CLEVELAND -- In his previous start on Sunday against the Red Sox, Twins right-hander Ervin Santana exited the game after allowing six runs on five hits, including four home runs, causing his ERA to rise from 0.66 to 1.72. It was the first loss of the season for Santana, who
CLEVELAND -- In his previous start on Sunday against the Red Sox, Twins right-hander Ervin Santana exited the game after allowing six runs on five hits, including four home runs, causing his ERA to rise from 0.66 to 1.72. It was the first loss of the season for Santana, who had been one of the best pitchers in baseball to that point.
But Santana returned to form on Friday night against the Indians, as the right-hander led the Twins to a 1-0 victory over the Indians. Santana pitched seven scoreless innings of two-hit ball and struck out four on 99 pitches to earn his sixth win of the season.
Although he didn't have a strong feel for his slider on Friday, Santana turned to his fastball and his changeup to keep the Tribe hitters off balance throughout the game.
"I think he got most of his swings and misses tonight on fastballs," Twins manager Paul Molitor said of Santana. "The slider that we've seen him get chase pitches from the righties really wasn't there. The changeup, I think he mixed that in a little bit better with left-handers, at least. I thought that his ability to get elevated fastballs by some guys kind of kept him going."
After Santana's strong outing, his ERA has dropped to 1.50 and opposing hitters are now only batting .129 against him. But despite his line, Santana labored through a few innings as he tried to maintain the 1-0 lead. He fell behind several Indians hitters, forcing him to work his way out of jams in the third, fourth and fifth innings.
"First pitch strike wasn't working, but I was able to find a way to put a zero on the board and get people out," Santana said.
"I just didn't try to do too much, I just tried to keep the ball down and tried to make them to make contact."
The biggest jam that Santana had to work out of came in the fifth inning. After holding the Indians to one hit through four innings, the right-hander allowed a leadoff single to Yan Gomes, issued a one-out walk to Carlos Santana and hit Michael Brantley with a pitch to load the bases with two outs for Edwin Encarnacion. Santana fell behind 2-1, but he got the Indians' designated hitter to line out to center to end the inning.
"You've got to give yourself more than one chance a night," Indians manager Terry Francona said. "We hit a few balls good, but he's in a really good place. He's throwing the ball where he wants to. Has some life, has some cut. Really got in on our left-handers and made them think 'in,' with cutter and fastball. He has walks, but I'm not sure all of them are because he's not commanding.

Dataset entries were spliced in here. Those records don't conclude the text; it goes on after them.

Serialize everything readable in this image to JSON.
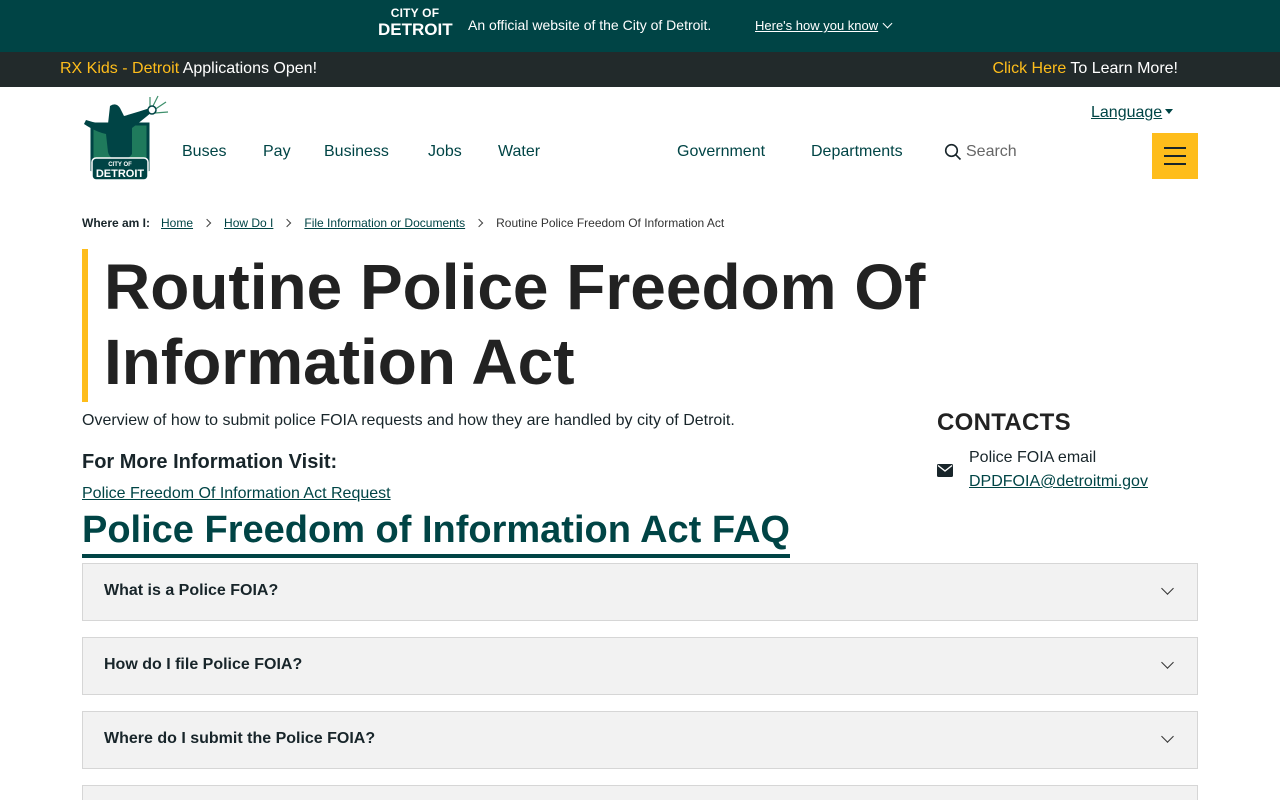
{
  "official_banner": {
    "logo_line1": "CITY OF",
    "logo_line2": "DETROIT",
    "text": "An official website of the City of Detroit.",
    "link": "Here's how you know"
  },
  "announcement": {
    "left_highlight": "RX Kids - Detroit",
    "left_text": " Applications Open!",
    "right_highlight": "Click Here",
    "right_text": " To Learn More!"
  },
  "header": {
    "logo_text_small": "CITY OF",
    "logo_text_big": "DETROIT",
    "language": "Language",
    "nav": {
      "buses": "Buses",
      "pay": "Pay",
      "business": "Business",
      "jobs": "Jobs",
      "water": "Water",
      "government": "Government",
      "departments": "Departments"
    },
    "search_placeholder": "Search"
  },
  "breadcrumb": {
    "label": "Where am I:",
    "items": [
      "Home",
      "How Do I",
      "File Information or Documents"
    ],
    "current": "Routine Police Freedom Of Information Act"
  },
  "page": {
    "title": "Routine Police Freedom Of Information Act",
    "overview": "Overview of how to submit police FOIA requests and how they are handled by city of Detroit.",
    "more_info_heading": "For More Information Visit:",
    "more_info_link": "Police Freedom Of Information Act Request"
  },
  "contacts": {
    "heading": "CONTACTS",
    "name": "Police FOIA email",
    "email": "DPDFOIA@detroitmi.gov"
  },
  "faq": {
    "title": "Police Freedom of Information Act FAQ",
    "items": [
      "What is a Police FOIA?",
      "How do I file Police FOIA?",
      "Where do I submit the Police FOIA?"
    ]
  },
  "colors": {
    "brand_green": "#004445",
    "accent_gold": "#febd1b",
    "dark_bar": "#222a2b",
    "faq_bg": "#f2f2f2"
  }
}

I think he's just navigating his way through the order."
Santana pitched a perfect seventh inning, and was replaced in the eighth by left-hander Taylor Rogers, who combined with right-hander Matt Belisle to work a scoreless inning before closer Brandon Kintzler set the Indians down in order in the ninth.
"[There was] a stressful inning where he had to get off the field with the bases loaded, and he came back out and had a clean seventh and he was right around 100 [pitches]," Molitor said. "Ervin is very forthright. He talked about going back out there. It actually matched up well with Rogers facing those two guys in the eighth. [Santana] said he was good, and I said, "Yes, you were.'"
William Kosileski is a reporter for MLB.com based in Cleveland who covered the Twins on Friday.